- Task
From the listing below, copy out every line where the word "name" appears.

- The data
______________________________

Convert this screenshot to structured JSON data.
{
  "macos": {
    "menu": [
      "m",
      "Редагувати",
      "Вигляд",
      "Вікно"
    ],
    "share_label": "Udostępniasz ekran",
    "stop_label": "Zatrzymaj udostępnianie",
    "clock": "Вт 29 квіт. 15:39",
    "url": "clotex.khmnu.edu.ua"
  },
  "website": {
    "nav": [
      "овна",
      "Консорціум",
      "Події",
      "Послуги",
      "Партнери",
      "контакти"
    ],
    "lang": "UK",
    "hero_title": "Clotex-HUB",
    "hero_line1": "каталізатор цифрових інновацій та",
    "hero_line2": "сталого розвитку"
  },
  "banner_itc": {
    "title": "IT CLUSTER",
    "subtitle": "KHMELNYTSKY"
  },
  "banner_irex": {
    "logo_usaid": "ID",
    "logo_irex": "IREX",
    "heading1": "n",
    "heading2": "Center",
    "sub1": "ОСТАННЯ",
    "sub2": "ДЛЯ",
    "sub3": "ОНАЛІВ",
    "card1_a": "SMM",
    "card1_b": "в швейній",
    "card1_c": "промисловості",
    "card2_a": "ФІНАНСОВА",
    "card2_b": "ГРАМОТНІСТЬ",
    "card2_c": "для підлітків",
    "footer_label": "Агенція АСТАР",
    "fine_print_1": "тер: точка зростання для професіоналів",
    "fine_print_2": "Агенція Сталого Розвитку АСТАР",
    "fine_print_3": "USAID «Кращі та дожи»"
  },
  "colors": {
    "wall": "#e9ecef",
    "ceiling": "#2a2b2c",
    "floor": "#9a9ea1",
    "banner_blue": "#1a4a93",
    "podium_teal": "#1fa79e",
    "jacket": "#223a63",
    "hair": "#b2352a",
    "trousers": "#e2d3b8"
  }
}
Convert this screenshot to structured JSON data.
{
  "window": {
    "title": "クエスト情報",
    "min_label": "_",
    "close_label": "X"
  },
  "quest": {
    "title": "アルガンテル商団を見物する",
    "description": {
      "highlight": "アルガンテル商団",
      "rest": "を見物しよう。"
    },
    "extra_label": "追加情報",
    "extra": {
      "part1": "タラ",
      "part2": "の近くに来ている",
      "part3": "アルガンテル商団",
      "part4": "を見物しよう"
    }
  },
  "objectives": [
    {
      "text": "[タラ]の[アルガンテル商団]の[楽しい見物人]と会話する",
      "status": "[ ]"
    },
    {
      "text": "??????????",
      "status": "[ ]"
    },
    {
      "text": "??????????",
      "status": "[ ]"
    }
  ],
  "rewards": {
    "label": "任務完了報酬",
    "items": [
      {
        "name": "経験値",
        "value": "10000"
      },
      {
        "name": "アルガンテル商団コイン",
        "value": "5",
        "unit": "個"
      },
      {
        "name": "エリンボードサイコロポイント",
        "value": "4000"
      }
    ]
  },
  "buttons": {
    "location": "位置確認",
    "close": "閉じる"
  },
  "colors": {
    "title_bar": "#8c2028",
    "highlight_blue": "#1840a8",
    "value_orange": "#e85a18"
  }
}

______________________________

- Response to the task
        "name": "経験値",
        "name": "アルガンテル商団コイン",
        "name": "エリンボードサイコロポイント",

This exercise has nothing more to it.